Data sovereignty refers to a group or individual’s right to control and maintain their own data, which includes the collection, storage, and interpretation of data. Indigenous data sovereignty refers to the ability for Indigenous peoples to control their data and includes autonomy regarding a variety of data types such as oral traditionals, DNA/genomics, community health data, etc. Within the context of transnational indigenous sovereignty and self-determination movements, indigenous data sovereignty can be a powerful tool for those whom the data represents, which claims the rights of Indigenous peoples to use and interpret the data in a way that is accurate and appropriate given their circumstances, customs, and communal way of life.

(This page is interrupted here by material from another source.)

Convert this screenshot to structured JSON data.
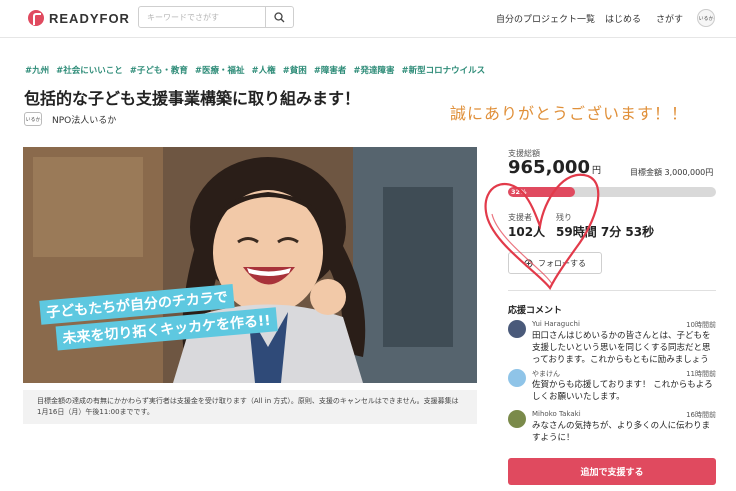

The CARE Principles for Indigenous Data Governance are people and purpose-oriented, reflecting the crucial role of data in advancing Indigenous innovation and self-determination. These principles complement the existing FAIR principles encouraging open and other data movements to consider both people and purpose in their advocacy and pursuits.
Kayla Lar-Son, Indigenous Services and Programs Librarian at the University of British Columbia, presents “Data as Relation: Indigenous Data Sovereignty and Ethic of Care.” (video)
Smith, D.E. (2016). Governing data and data for governance: the everyday practice of Indigenous sovereignty, Ch. 7 in Indigenous Data Sovereignty: Toward an Agenda. p. 117-138.
University of Texas LibGuide: Indigenous Data Sovereignty